Sports world slowly gets back to normal as e-training thrives
Published: Jul 01, 2020 09:18 PM

Players of Chinese Super League side Tianjin Teda take part in a training session on Tuesday in Tianjin. Photo: VCG

The 2020 season of the Chinese Super League (CSL) is scheduled to start on July 25, the Chinese Football Association (CFA) announced on Wednesday, with the games to be played in Suzhou, East China's Jiangsu Province and Dalian, Northeast China's Liaoning Province.

"To satisfy people's eager anticipation for the restoration of the CSL, the CFA decided that the 2020 CSL will be held on July 25 in Suzhou and Dalian," the CFA said in a statement on Wednesday. The CFA will do its utmost to ensure the safety of the games and strictly abide by national epidemic prevention requirements, it said.

The CSL is not the first domestic sports league to return to competition as the outbreak eases in most regions of China. The basketball league Chinese Basketball Association resumed on June 20.

However, the domestic sports industry is still not back to normal, especially in Beijing, amid pressure to prevent a second wave of the coronavirus outbreak.

Chinese figure skater Chen Lu told the Global Times on Wednesday that the skating center she founded in Beijing is about 50-percent occupied in terms of the number of learners, with more at the weekends.

"We reopened in early May, but many of our foreign coaches from Canada and Russia couldn't make it back because of the deteriorating situation overseas. To prevent the spread of the coronavirus, we also reduced our opening hours by about one-third," Chen said, noting that the plan to build a skating center in Shenzhen, South China's Guangdong Province has also been delayed.

Zhu He, founder of Beijing-based gym Yiji Tineng, said his gym's usage has been at the same level since it reopened at the end of May. 

"During the coronavirus outbreak, we ramped up efforts to develop online training. I believe the whole industry's confidence will revive after the outbreak stabilizes domestically," he said.

In contrast, online sports surged amid the outbreak.
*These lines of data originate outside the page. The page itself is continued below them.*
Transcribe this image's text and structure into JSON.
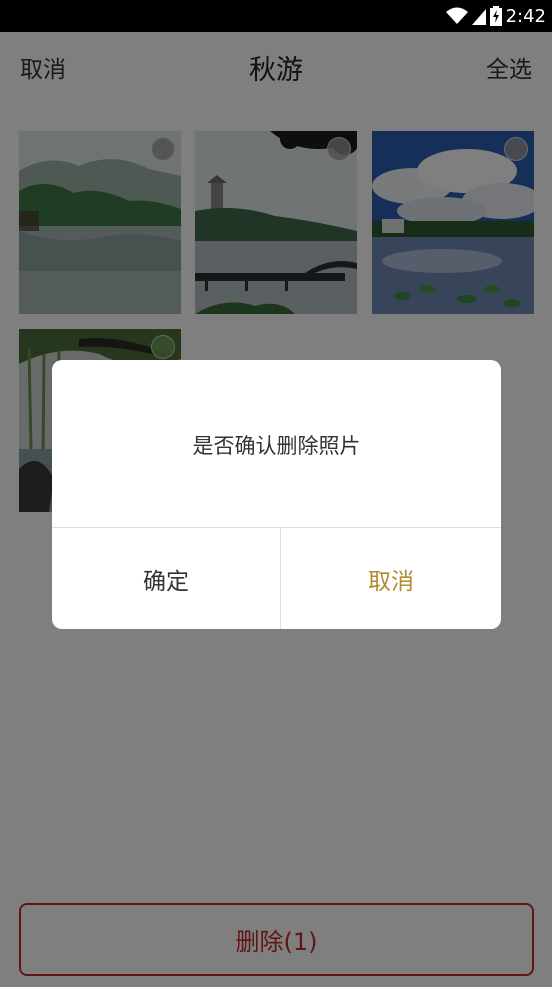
{
  "status_bar": {
    "time": "2:42"
  },
  "header": {
    "cancel_label": "取消",
    "title": "秋游",
    "select_all_label": "全选"
  },
  "photos": [
    {
      "scene": "misty lake with green hills"
    },
    {
      "scene": "pagoda over lake with pier"
    },
    {
      "scene": "lake with cumulus clouds and lotus"
    },
    {
      "scene": "willow tree by lakeside"
    }
  ],
  "delete_button": {
    "label": "删除(1)"
  },
  "dialog": {
    "message": "是否确认删除照片",
    "confirm_label": "确定",
    "cancel_label": "取消",
    "cancel_color": "#b38a2e"
  },
  "colors": {
    "delete_accent": "#c42a2a"
  }
}
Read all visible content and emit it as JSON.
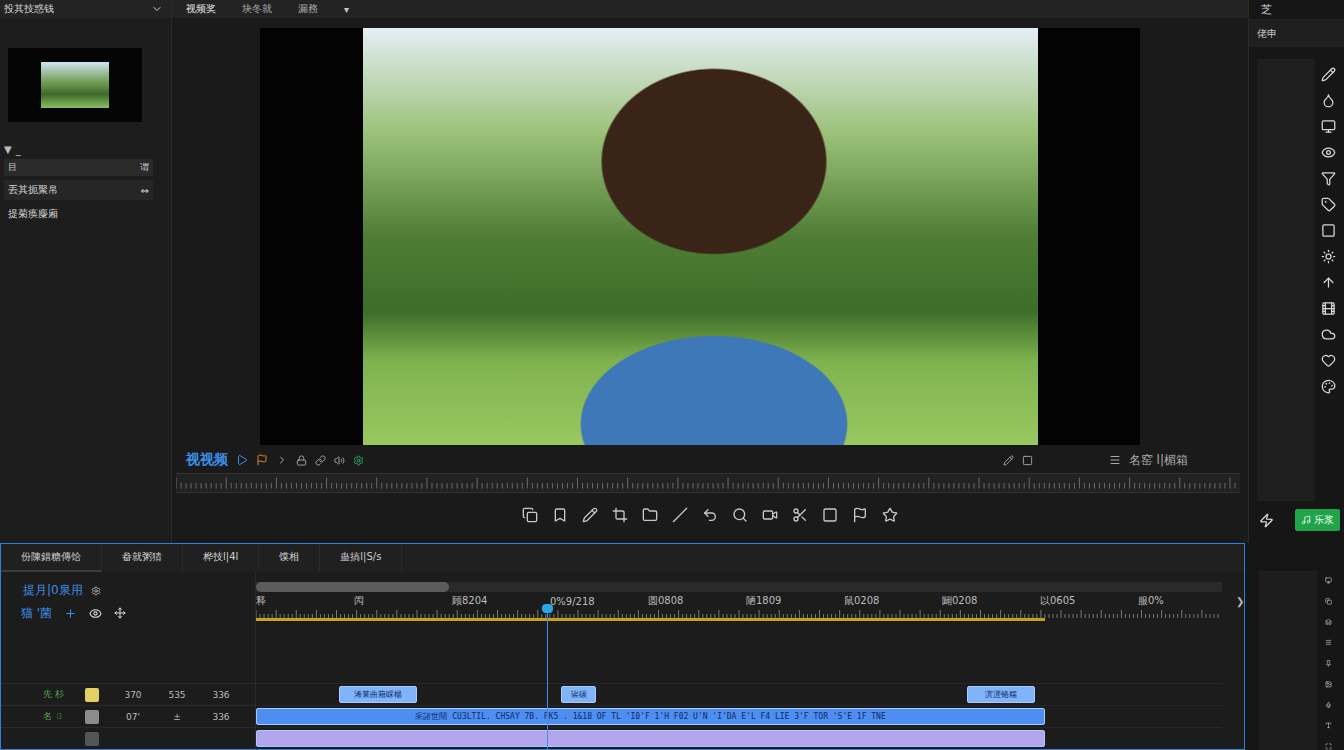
{
  "left_panel": {
    "title": "投其技惑钱",
    "folder_toggle": "▼",
    "folder_label": "_",
    "list_header": {
      "icon": "目",
      "action": "谓"
    },
    "items": [
      {
        "label": "丟其扼聚帛",
        "badge": "⇔",
        "selected": true
      },
      {
        "label": "提菊痪麋廂",
        "selected": false
      }
    ]
  },
  "center_tabs": [
    {
      "label": "视频奖",
      "selected": true
    },
    {
      "label": "块冬就",
      "selected": false
    },
    {
      "label": "漏務",
      "selected": false
    }
  ],
  "center_dropdown": "▾",
  "preview": {
    "label": "视视频",
    "right_label": "名窑 l|楣箱"
  },
  "right_panel": {
    "title": "芝",
    "subtitle": "佬申",
    "button": "乐浆"
  },
  "timeline": {
    "tabs": [
      {
        "label": "份陳錯糖傳饸",
        "selected": true
      },
      {
        "label": "畚就粥猜",
        "selected": false
      },
      {
        "label": "桦技l|4l",
        "selected": false
      },
      {
        "label": "馍相",
        "selected": false
      },
      {
        "label": "蛊搞l|S/s",
        "selected": false
      }
    ],
    "header": "提月|0泉用",
    "sub_header": "猫 '菌",
    "scrollbar": {
      "level": 0.2
    },
    "ruler": [
      "释",
      "闶",
      "顾8204",
      "0%9/218",
      "圆0808",
      "陋1809",
      "鼠0208",
      "闢0208",
      "以0605",
      "服0%"
    ],
    "ruler_end": "❯",
    "work_area": {
      "level": 0.817
    },
    "playhead": {
      "level": 0.295
    },
    "tracks": [
      {
        "name": "先 杉",
        "color": "#e6cf62",
        "values": [
          "370",
          "535",
          "336"
        ],
        "clips": [
          {
            "label": "浠莱曲藉睬楊",
            "start": 0.086,
            "end": 0.167,
            "color": "#7fb4fa"
          },
          {
            "label": "诶碳",
            "start": 0.316,
            "end": 0.352,
            "color": "#7fb4fa"
          },
          {
            "label": "滨涯铬糯",
            "start": 0.736,
            "end": 0.806,
            "color": "#7fb4fa"
          }
        ]
      },
      {
        "name": "名 ㄖ",
        "color": "#8c8c8c",
        "values": [
          "07'",
          "±",
          "336"
        ],
        "clips": [
          {
            "label": "采諸世鬧 CU3LTIL. CHSAY 7B. FK5 . 1&18 OF TL 'I0'F 1'H F02 U'N 'I'DA E'L F4 LIE 3'F TOR 'S'E 1F TNE",
            "start": 0,
            "end": 0.817,
            "color": "#4d8ef0"
          }
        ]
      },
      {
        "name": "",
        "color": "#555555",
        "values": [],
        "clips": [
          {
            "label": "",
            "start": 0,
            "end": 0.817,
            "color": "#b4a6ee"
          }
        ]
      }
    ]
  }
}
Xiong Mingjun, founder of the Beijing-based internet yoga brand Wake, told the Global Times that his company's cash flow in the first half of the year was about 6-fold the level before the global pandemic.

"The closure of yoga studios pushed users to accept online yoga training," Xiong said, noting that the number of active users doubled during the period.
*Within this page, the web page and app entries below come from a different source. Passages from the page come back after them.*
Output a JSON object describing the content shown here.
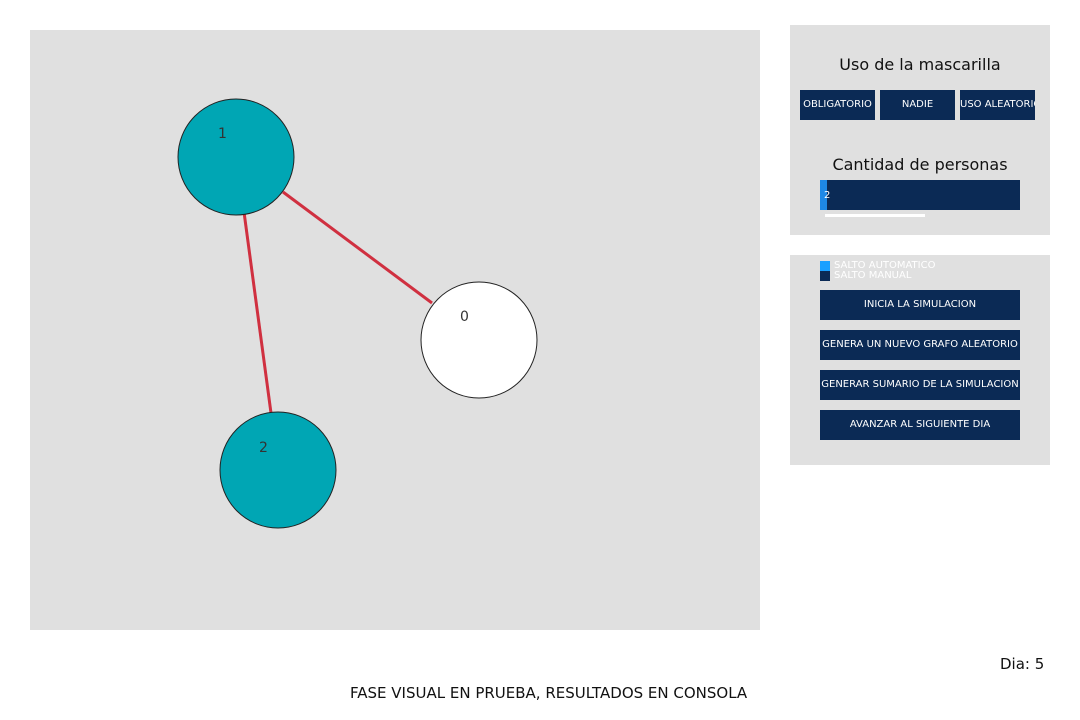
{
  "graph": {
    "nodes": [
      {
        "label": "0",
        "color": "#ffffff"
      },
      {
        "label": "1",
        "color": "#00a6b4"
      },
      {
        "label": "2",
        "color": "#00a6b4"
      }
    ],
    "edges": [
      [
        "1",
        "0"
      ],
      [
        "1",
        "2"
      ]
    ],
    "edge_color": "#d03040"
  },
  "mask_panel": {
    "title": "Uso de la mascarilla",
    "buttons": [
      "OBLIGATORIO",
      "NADIE",
      "USO ALEATORIO"
    ],
    "people_title": "Cantidad de personas",
    "people_value": "2"
  },
  "controls": {
    "radio_auto": {
      "label": "SALTO AUTOMATICO",
      "color": "#1aa0ff"
    },
    "radio_manual": {
      "label": "SALTO MANUAL",
      "color": "#0b2a55"
    },
    "start_label": "INICIA LA SIMULACION",
    "new_graph_label": "GENERA UN NUEVO GRAFO ALEATORIO",
    "summary_label": "GENERAR SUMARIO DE LA SIMULACION",
    "next_day_label": "AVANZAR AL SIGUIENTE DIA"
  },
  "status": {
    "day_label": "Dia: 5",
    "footer": "FASE VISUAL EN PRUEBA, RESULTADOS EN CONSOLA"
  }
}
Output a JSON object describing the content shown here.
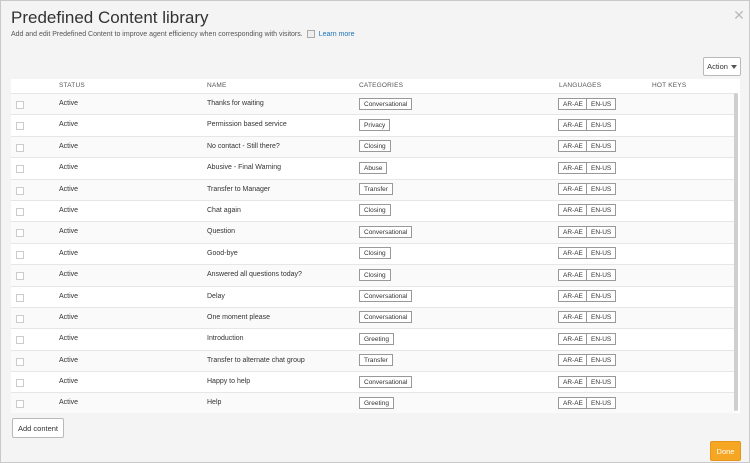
{
  "header": {
    "title": "Predefined Content library",
    "subtitle": "Add and edit Predefined Content to improve agent efficiency when corresponding with visitors.",
    "learn_more": "Learn more",
    "close_symbol": "✕"
  },
  "toolbar": {
    "action_label": "Action"
  },
  "table": {
    "columns": {
      "status": "STATUS",
      "name": "NAME",
      "categories": "CATEGORIES",
      "languages": "LANGUAGES",
      "hotkeys": "HOT KEYS"
    },
    "rows": [
      {
        "status": "Active",
        "name": "Thanks for waiting",
        "category": "Conversational",
        "lang1": "AR-AE",
        "lang2": "EN-US"
      },
      {
        "status": "Active",
        "name": "Permission based service",
        "category": "Privacy",
        "lang1": "AR-AE",
        "lang2": "EN-US"
      },
      {
        "status": "Active",
        "name": "No contact - Still there?",
        "category": "Closing",
        "lang1": "AR-AE",
        "lang2": "EN-US"
      },
      {
        "status": "Active",
        "name": "Abusive - Final Warning",
        "category": "Abuse",
        "lang1": "AR-AE",
        "lang2": "EN-US"
      },
      {
        "status": "Active",
        "name": "Transfer to Manager",
        "category": "Transfer",
        "lang1": "AR-AE",
        "lang2": "EN-US"
      },
      {
        "status": "Active",
        "name": "Chat again",
        "category": "Closing",
        "lang1": "AR-AE",
        "lang2": "EN-US"
      },
      {
        "status": "Active",
        "name": "Question",
        "category": "Conversational",
        "lang1": "AR-AE",
        "lang2": "EN-US"
      },
      {
        "status": "Active",
        "name": "Good-bye",
        "category": "Closing",
        "lang1": "AR-AE",
        "lang2": "EN-US"
      },
      {
        "status": "Active",
        "name": "Answered all questions today?",
        "category": "Closing",
        "lang1": "AR-AE",
        "lang2": "EN-US"
      },
      {
        "status": "Active",
        "name": "Delay",
        "category": "Conversational",
        "lang1": "AR-AE",
        "lang2": "EN-US"
      },
      {
        "status": "Active",
        "name": "One moment please",
        "category": "Conversational",
        "lang1": "AR-AE",
        "lang2": "EN-US"
      },
      {
        "status": "Active",
        "name": "Introduction",
        "category": "Greeting",
        "lang1": "AR-AE",
        "lang2": "EN-US"
      },
      {
        "status": "Active",
        "name": "Transfer to alternate chat group",
        "category": "Transfer",
        "lang1": "AR-AE",
        "lang2": "EN-US"
      },
      {
        "status": "Active",
        "name": "Happy to help",
        "category": "Conversational",
        "lang1": "AR-AE",
        "lang2": "EN-US"
      },
      {
        "status": "Active",
        "name": "Help",
        "category": "Greeting",
        "lang1": "AR-AE",
        "lang2": "EN-US"
      }
    ]
  },
  "footer": {
    "add_label": "Add content",
    "done_label": "Done"
  },
  "colors": {
    "accent": "#f5a623",
    "link": "#1f73b7"
  }
}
As part of a move to boost the night economy, Wenzhou in East China's Zhejiang Province recently announced plans to grant incentives of up to 700,000 yuan ($99,120) to companies that organize large-scale sports events like bowling matches.